Is the water a place for striving for you? Or a place for liberation?
Most people tense up in water even more than on dry land. But if we approach swimming in a certain way, we can hang loose and be free from the moment we get in the water to the moment we get out.
When learning to swim, the main goal has to be to trust and enjoy the support of the water. Not to see it as an obstacle to overcome, nor as a place primarily for doing exercise. Once you’re floating independently, you can start to move around. Next, it’s useful to learn new skills like getting your face out to breathe, so you can go into deep water or swim a length.
But, if getting your face out is causing stress, don’t spend too much time trying to crack it. Are you getting water up your nose when you rotate, or straining your neck to get your face out breaststroke style? When you notice you’re striving, go back to floating about with a free neck. Swim underwater, without worrying about getting anywhere. This is the stuff that does all of us most good.

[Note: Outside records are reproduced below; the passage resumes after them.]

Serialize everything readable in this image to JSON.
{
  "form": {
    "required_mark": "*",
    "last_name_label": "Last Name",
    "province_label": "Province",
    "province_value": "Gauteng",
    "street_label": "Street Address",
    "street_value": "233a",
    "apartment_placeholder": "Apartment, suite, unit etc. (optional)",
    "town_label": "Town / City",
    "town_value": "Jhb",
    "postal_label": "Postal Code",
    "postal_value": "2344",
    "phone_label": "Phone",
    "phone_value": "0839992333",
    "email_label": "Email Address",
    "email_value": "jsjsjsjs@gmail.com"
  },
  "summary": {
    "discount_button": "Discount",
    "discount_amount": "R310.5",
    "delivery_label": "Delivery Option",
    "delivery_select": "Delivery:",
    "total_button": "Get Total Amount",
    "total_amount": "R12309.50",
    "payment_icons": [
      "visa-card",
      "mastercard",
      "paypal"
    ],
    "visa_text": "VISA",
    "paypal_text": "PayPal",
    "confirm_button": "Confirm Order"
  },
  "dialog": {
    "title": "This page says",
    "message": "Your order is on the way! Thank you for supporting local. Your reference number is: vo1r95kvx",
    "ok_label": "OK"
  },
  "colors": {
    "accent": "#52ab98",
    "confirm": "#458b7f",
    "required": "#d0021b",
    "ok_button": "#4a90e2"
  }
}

Learning to swim often means trying to coordinate breaststroke and front crawl so that the ultimate, possibly overrated, goal of swimming for exercise can be accomplished. An impasse may be reached when the strokes don’t seem to be coming together. The liberation and joy encountered with the new experience of just floating gets lost. A sense of frustration brought about by trying too hard replaces it. Lots of adult learners, satisfied that they’re getting the ball over the net, go off and swim lengths without having gained trust in the water first. This makes for a joyless experience with questionable health benefits.
We have to be prepared to work with what we’ve got, so that we don’t lose enjoyment, instead of striving towards some distant goal, like swimming for exercise, which we hope to enjoy in the future.
If you can float and regain your feet independently, the joy of being in water is there to be had already. If you’re not independent yet, enjoy the process of learning to let the water support you because it’s the most important thing.
- Find a few metres of shallow water, give your face to the water, play dead, glide, move about. Let air out without forcing it.
- Roll on to your back and let air come in before returning to the water and relaxing again. Maybe use this skill to keep going a bit.
- Practise rolling from your back all the way on to your tummy, face down, without forgetting to let the water support you.
- Drop under the surface vertically as if to sit on the floor.
- Physical, and emotional, support from the water
- A free neck, open back and loose limbs
- Calmer breathing
- Freedom of movement
- Peace and quiet
Staying with the plan to keep the neck free rarely happens out of the water because life gets in the way. But in water, if you make a decision not to pull your head back and shorten your spine, and limit yourself to activities which help you release and expand, the magic of water will work for you.